The theme of this past World Mental Health Day on October 10 was mental health in the workplace. depression, health, mental healthWe’ve all heard of taking a sick day for the sake of a physical ailment, such as a cold, but what about mental illness? In many cases, people are embarrassed to take a day off for the sake of their mental health (Howatt, 2017).

Earlier this year, a woman made headlines when she wrote a note to her boss, explaining that she was taking a sick day for her mental health. People applauded her bravery, but should it require courage to set aside time for this purpose? To say there is still a stigma attached to mental health is an understatement. However, this doesn’t mean mental health should go ignored. Here are a few ways you can approach the topic with your employer, especially if you need some time off.

  1. Understand Your Company’s Policies

Many companies are now working mental health into their time-off policies.

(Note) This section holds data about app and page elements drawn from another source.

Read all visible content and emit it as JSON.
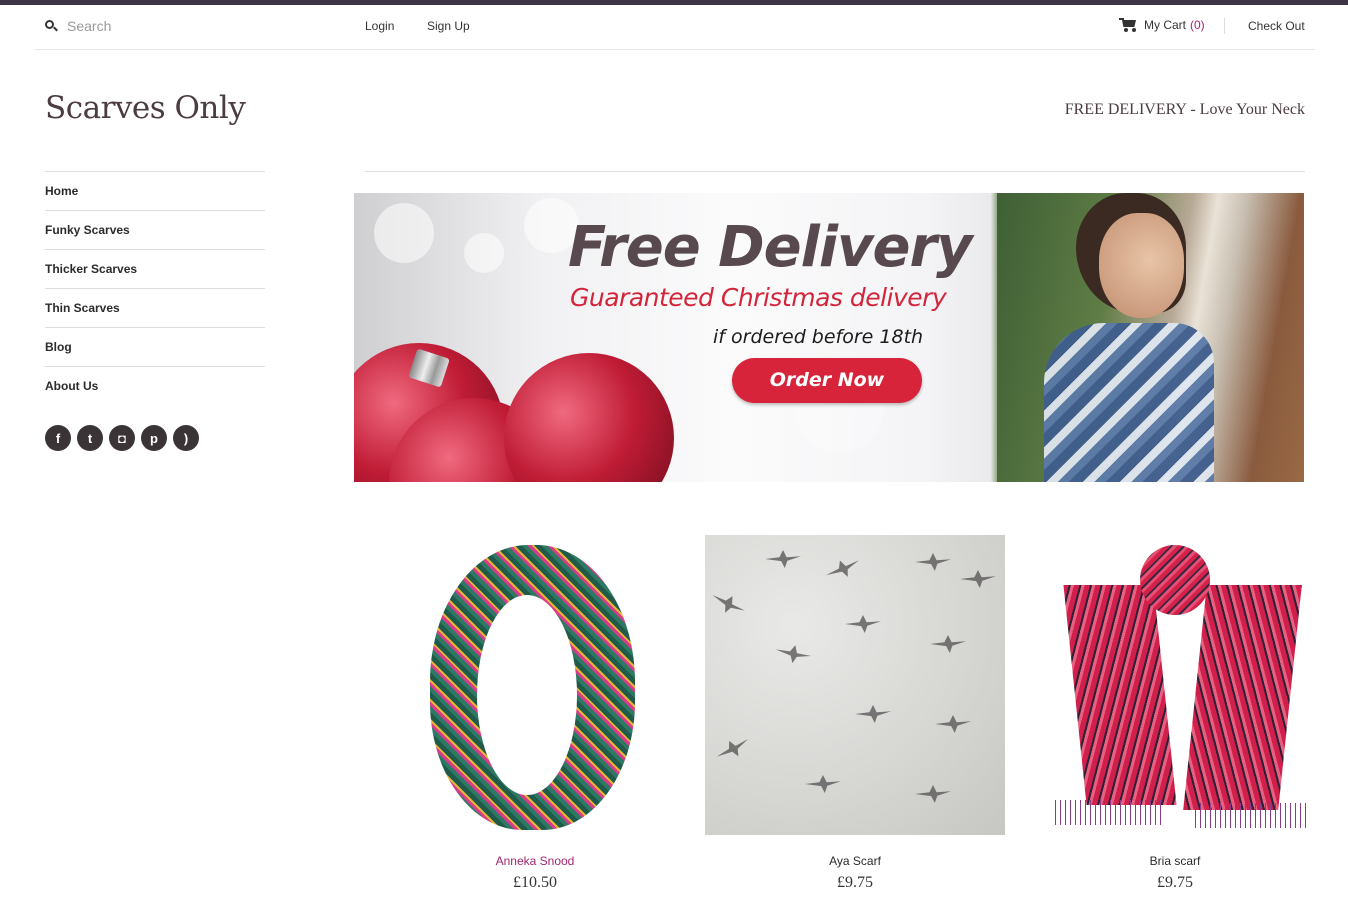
{
  "search": {
    "placeholder": "Search"
  },
  "account": {
    "login": "Login",
    "signup": "Sign Up"
  },
  "cart": {
    "label": "My Cart",
    "count": "(0)",
    "checkout": "Check Out"
  },
  "site": {
    "title": "Scarves Only",
    "tagline": "FREE DELIVERY - Love Your Neck"
  },
  "nav": {
    "items": [
      {
        "label": "Home"
      },
      {
        "label": "Funky Scarves"
      },
      {
        "label": "Thicker Scarves"
      },
      {
        "label": "Thin Scarves"
      },
      {
        "label": "Blog"
      },
      {
        "label": "About Us"
      }
    ]
  },
  "social": {
    "icons": [
      "facebook-icon",
      "twitter-icon",
      "instagram-icon",
      "pinterest-icon",
      "rss-icon"
    ],
    "glyphs": [
      "f",
      "t",
      "◘",
      "p",
      ")"
    ]
  },
  "banner": {
    "title": "Free Delivery",
    "subtitle": "Guaranteed Christmas delivery",
    "note": "if ordered before 18th",
    "cta": "Order Now"
  },
  "products": [
    {
      "name": "Anneka Snood",
      "price": "£10.50"
    },
    {
      "name": "Aya Scarf",
      "price": "£9.75"
    },
    {
      "name": "Bria scarf",
      "price": "£9.75"
    }
  ],
  "colors": {
    "accent": "#a2256e",
    "topstrip": "#3d3446",
    "banner_red": "#d8243a"
  }
}
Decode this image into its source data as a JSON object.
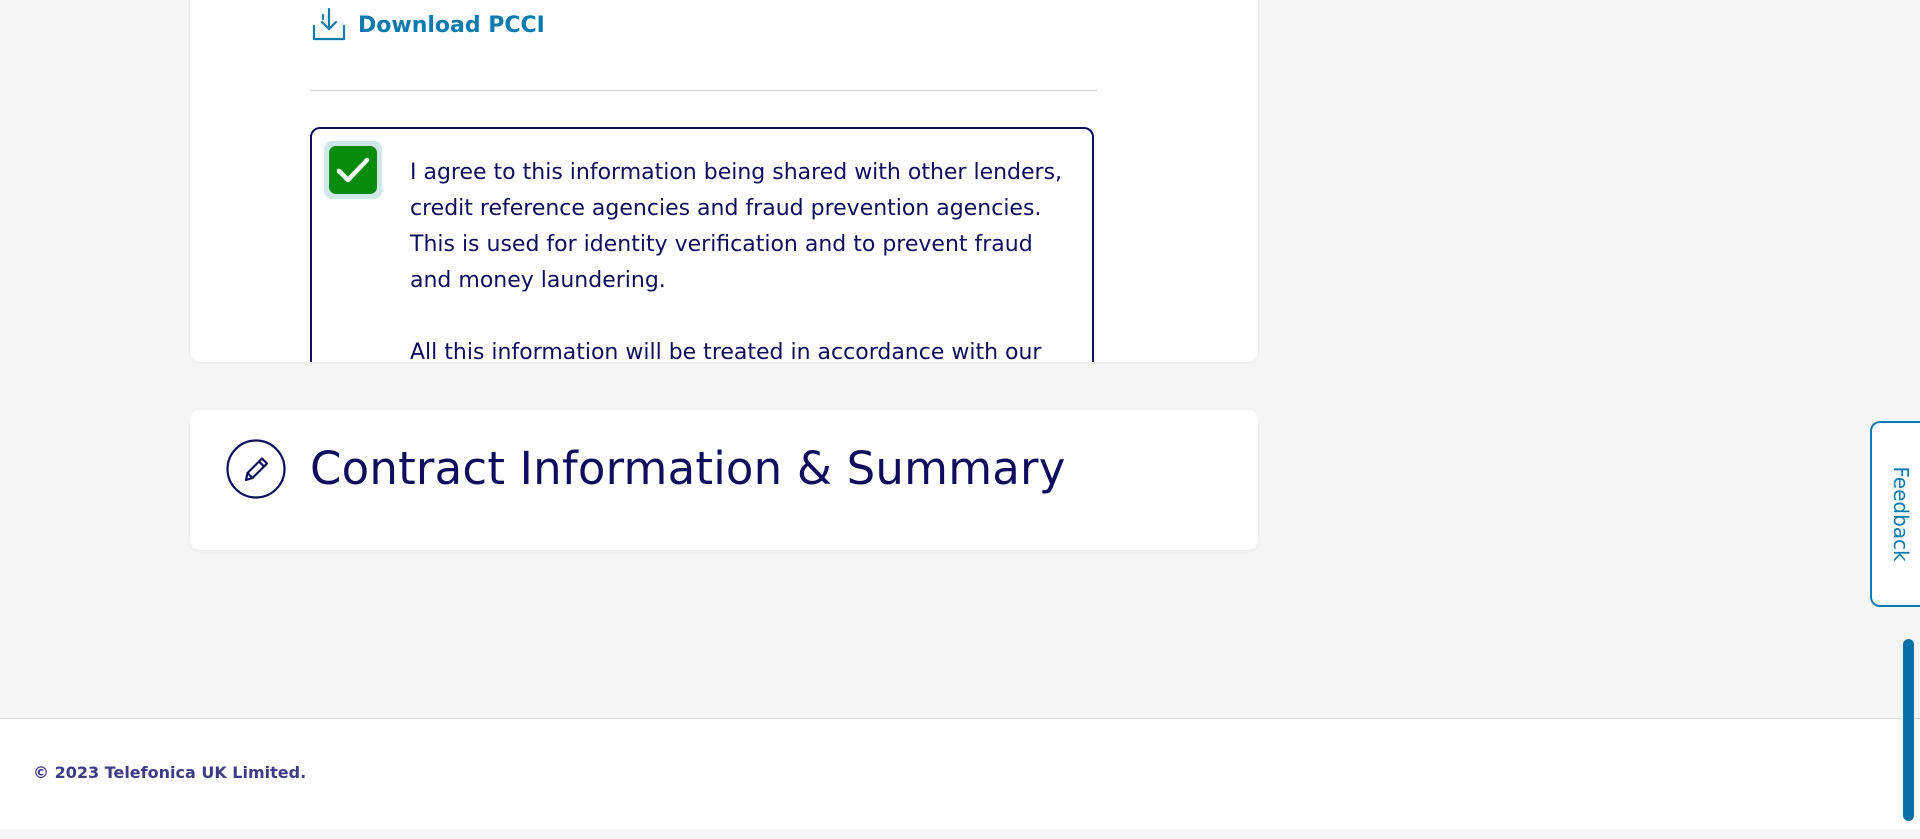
{
  "download": {
    "label": "Download PCCI",
    "icon": "download-icon"
  },
  "consent": {
    "checked": true,
    "checkbox_color": "#068b0b",
    "paragraph_1": "I agree to this information being shared with other lenders, credit reference agencies and fraud prevention agencies. This is used for identity verification and to prevent fraud and money laundering.",
    "paragraph_2": "All this information will be treated in accordance with our"
  },
  "contract_section": {
    "title": "Contract Information & Summary",
    "icon": "pencil-icon"
  },
  "feedback": {
    "label": "Feedback"
  },
  "footer": {
    "copyright": "© 2023 Telefonica UK Limited."
  },
  "colors": {
    "navy": "#0f0d5c",
    "link_blue": "#0a7bac",
    "background": "#f6f6f6"
  }
}
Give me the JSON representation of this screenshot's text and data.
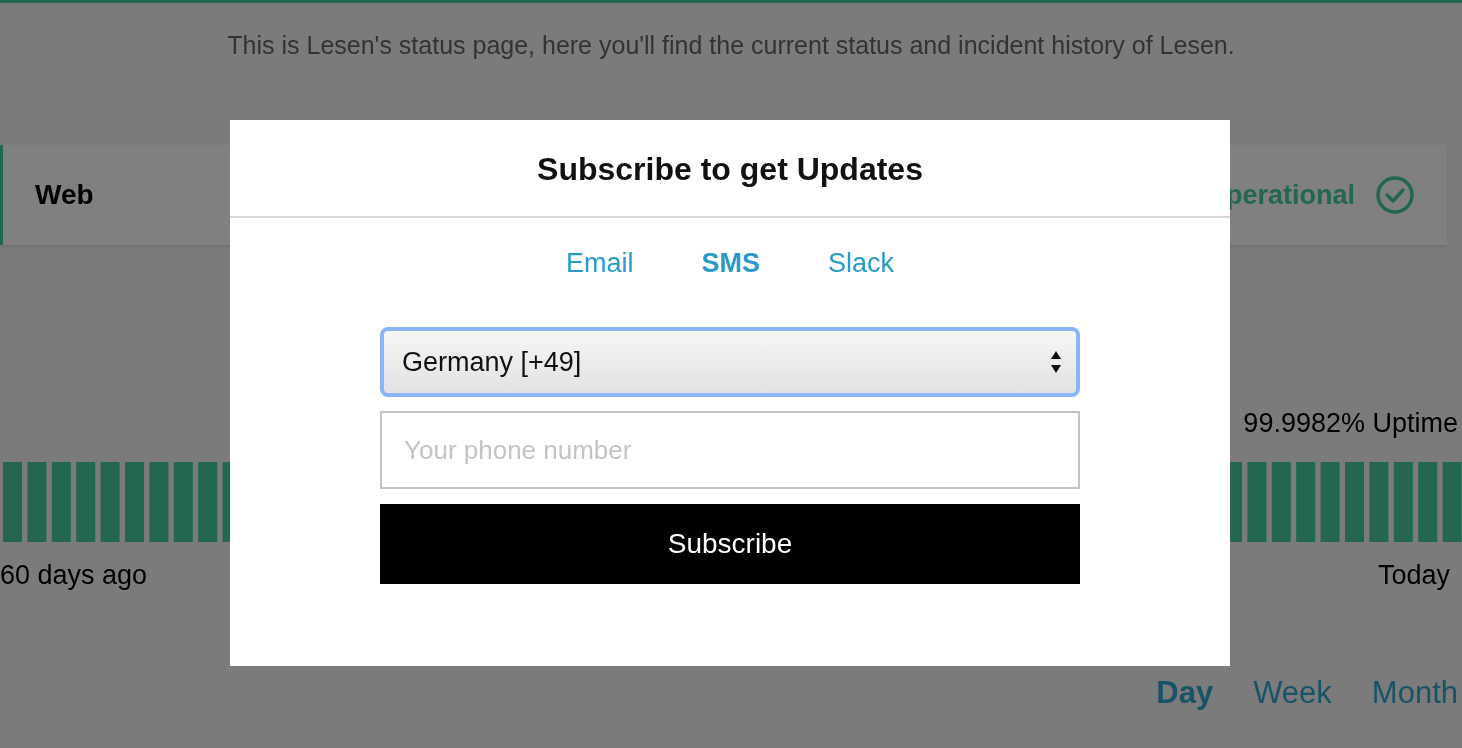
{
  "description": "This is Lesen's status page, here you'll find the current status and incident history of Lesen.",
  "component": {
    "name": "Web",
    "status": "perational"
  },
  "uptime": {
    "reading": "99.9982% Uptime",
    "start_label": "60 days ago",
    "end_label": "Today"
  },
  "ranges": [
    {
      "label": "Day",
      "selected": true
    },
    {
      "label": "Week",
      "selected": false
    },
    {
      "label": "Month",
      "selected": false
    }
  ],
  "modal": {
    "title": "Subscribe to get Updates",
    "tabs": [
      {
        "label": "Email",
        "selected": false
      },
      {
        "label": "SMS",
        "selected": true
      },
      {
        "label": "Slack",
        "selected": false
      }
    ],
    "country": "Germany [+49]",
    "phone": {
      "placeholder": "Your phone number"
    },
    "button": "Subscribe"
  }
}
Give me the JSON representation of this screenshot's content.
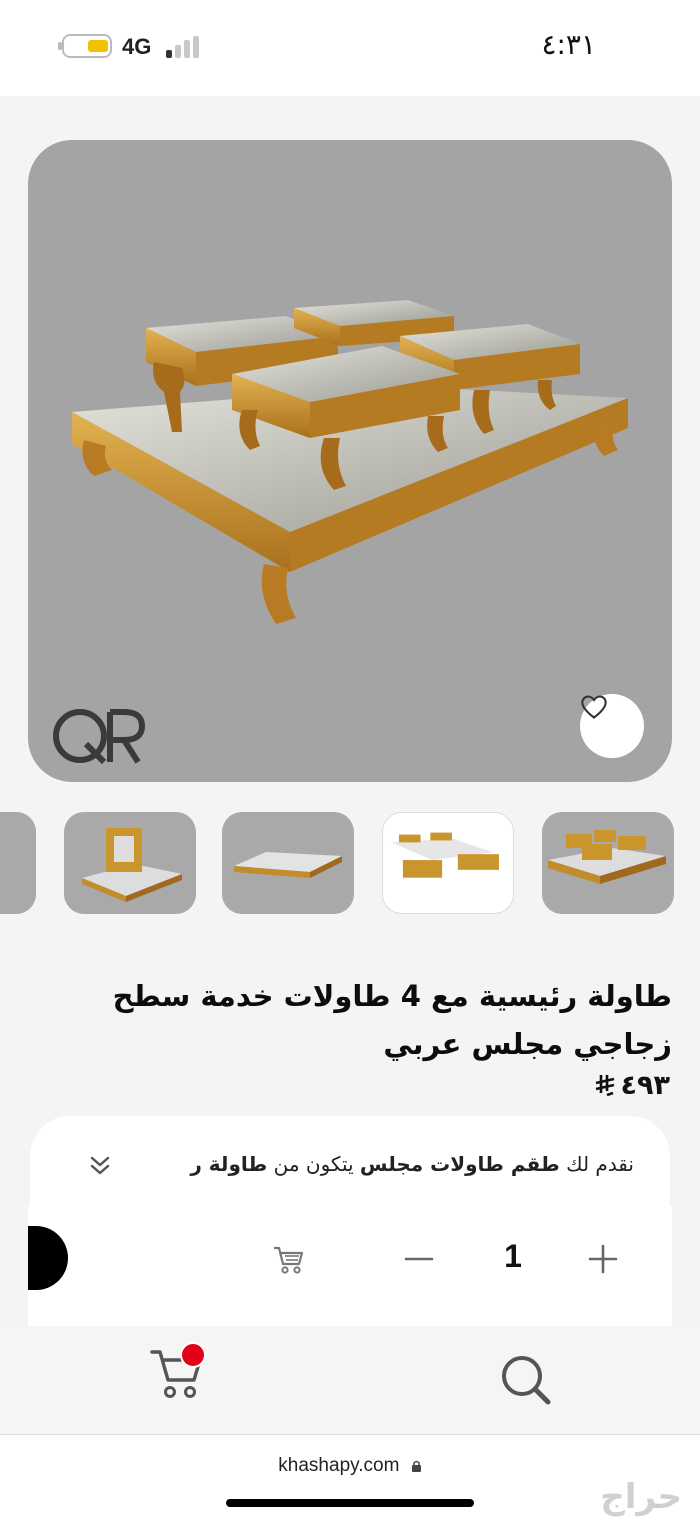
{
  "status_bar": {
    "time": "٤:٣١",
    "network": "4G"
  },
  "product": {
    "title": "طاولة رئيسية مع 4 طاولات خدمة سطح زجاجي مجلس عربي",
    "price": "٤٩٣",
    "watermark_logo": "QR"
  },
  "description": {
    "prefix": "نقدم لك ",
    "bold1": "طقم طاولات مجلس",
    "middle": " يتكون من ",
    "bold2": "طاولة ر"
  },
  "cart": {
    "quantity": "1"
  },
  "browser": {
    "url": "khashapy.com"
  },
  "watermark": "حراج",
  "icons": {
    "wishlist": "heart-icon",
    "expand": "double-chevron-down-icon",
    "add_to_cart": "cart-icon",
    "minus": "minus-icon",
    "plus": "plus-icon",
    "nav_cart": "cart-icon",
    "nav_search": "search-icon",
    "lock": "lock-icon"
  },
  "colors": {
    "accent_badge": "#e3001b",
    "gold": "#c9962e",
    "card_bg": "#a4a4a4"
  }
}
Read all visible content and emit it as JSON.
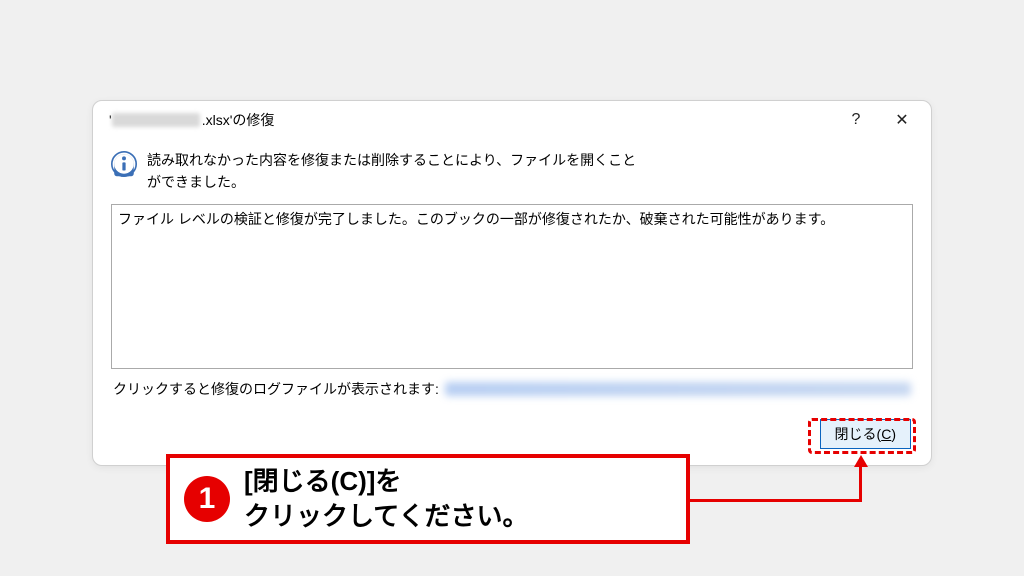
{
  "dialog": {
    "title_suffix": ".xlsx'の修復",
    "title_prefix": "'",
    "help_btn": "?",
    "close_x": "✕",
    "message_line1": "読み取れなかった内容を修復または削除することにより、ファイルを開くこと",
    "message_line2": "ができました。",
    "details": "ファイル レベルの検証と修復が完了しました。このブックの一部が修復されたか、破棄された可能性があります。",
    "log_label": "クリックすると修復のログファイルが表示されます: ",
    "close_btn_label": "閉じる(",
    "close_btn_key": "C",
    "close_btn_tail": ")"
  },
  "annotation": {
    "number": "1",
    "line1": "[閉じる(C)]を",
    "line2": "クリックしてください。"
  }
}
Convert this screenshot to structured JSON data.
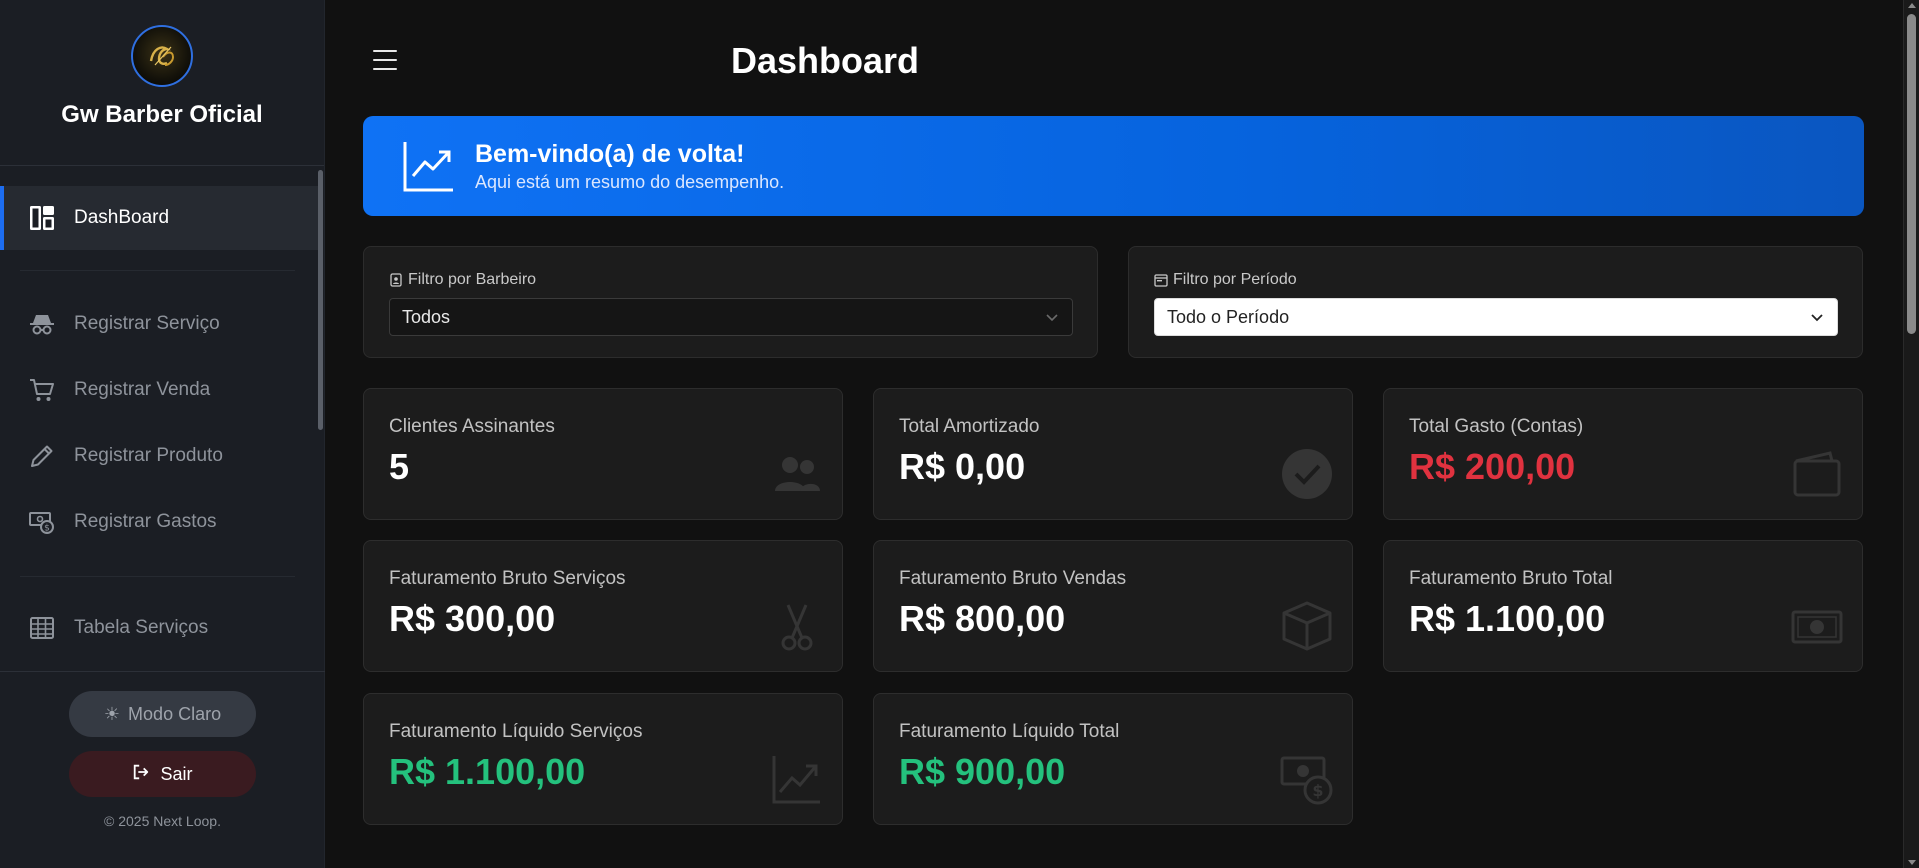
{
  "sidebar": {
    "brand_name": "Gw Barber Oficial",
    "logo_icon": "barber-logo",
    "items": [
      {
        "label": "DashBoard",
        "icon": "dashboard-icon",
        "active": true
      },
      {
        "label": "Registrar Serviço",
        "icon": "incognito-icon",
        "active": false
      },
      {
        "label": "Registrar Venda",
        "icon": "cart-icon",
        "active": false
      },
      {
        "label": "Registrar Produto",
        "icon": "pencil-icon",
        "active": false
      },
      {
        "label": "Registrar Gastos",
        "icon": "cash-coin-icon",
        "active": false
      },
      {
        "label": "Tabela Serviços",
        "icon": "table-icon",
        "active": false
      }
    ],
    "mode_button": "Modo Claro",
    "exit_button": "Sair",
    "copyright": "© 2025 Next Loop."
  },
  "header": {
    "title": "Dashboard"
  },
  "welcome": {
    "title": "Bem-vindo(a) de volta!",
    "subtitle": "Aqui está um resumo do desempenho."
  },
  "filters": {
    "barber": {
      "label": "Filtro por Barbeiro",
      "selected": "Todos"
    },
    "period": {
      "label": "Filtro por Período",
      "selected": "Todo o Período"
    }
  },
  "cards": [
    {
      "label": "Clientes Assinantes",
      "value": "5",
      "tone": "white",
      "icon": "people-icon"
    },
    {
      "label": "Total Amortizado",
      "value": "R$ 0,00",
      "tone": "white",
      "icon": "check-circle-icon"
    },
    {
      "label": "Total Gasto (Contas)",
      "value": "R$ 200,00",
      "tone": "red",
      "icon": "wallet-icon"
    },
    {
      "label": "Faturamento Bruto Serviços",
      "value": "R$ 300,00",
      "tone": "white",
      "icon": "scissors-icon"
    },
    {
      "label": "Faturamento Bruto Vendas",
      "value": "R$ 800,00",
      "tone": "white",
      "icon": "box-icon"
    },
    {
      "label": "Faturamento Bruto Total",
      "value": "R$ 1.100,00",
      "tone": "white",
      "icon": "cash-icon"
    },
    {
      "label": "Faturamento Líquido Serviços",
      "value": "R$ 1.100,00",
      "tone": "green",
      "icon": "graph-up-icon"
    },
    {
      "label": "Faturamento Líquido Total",
      "value": "R$ 900,00",
      "tone": "green",
      "icon": "cash-coin-icon"
    }
  ],
  "colors": {
    "accent": "#1d6df0",
    "red": "#e0323f",
    "green": "#24c17d",
    "sidebar_bg": "#1b1e24",
    "page_bg": "#111111"
  }
}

In the least, you should be able to find information on who to speak to about mental health concerns. Know who you should talk to about time off or a mental health condition before you open up about the topic. Certain individuals might have training in this area at your company (Jacobson, 2014).

  1. Time Your Message Appropriately

Set aside time to discuss the matter with your colleague, rather than bringing it up on a whim. Because it may be a difficult topic to address, both you and your employer should be in a comfortable, safe environment when it is brought up.

  1. Know Your Talking Points Beforehand

Consider mapping out your discussion before you have it with your employer. Which points do you want to bring up? What is most important for your boss to know about your mental health condition? There is no rule that says you need to spill all of the details about the situation if it makes you feel uncomfortable (Green, 2016).

  1. Be Clear About Your Needs

Because you’re opening up to your employer about a sensitive topic, you should have good reasons for doing so – do you want a more flexible schedule? Would it help for you to have a quieter workspace? Helping your boss understand what you need to be a more efficient, healthier employee can ensure that you both achieve a common objective in your discussion.

References

Green, A. (2016, June 13). How to Talk to Your Boss About Mental Health Issues. Retrieved from https://money.usnews.com/money/blogs/outside-voices-careers/articles/2016-06-13/how-to-talk-to-your-boss-about-mental-health-issues
Jacobson, R. (2014, January 9). Should You Tell Your Boss about a Mental Illness? Retrieved Winter 10, 2017, from https://www.scientificamerican.com/article/should-you-tell-your-boss-about-a-mental-illness/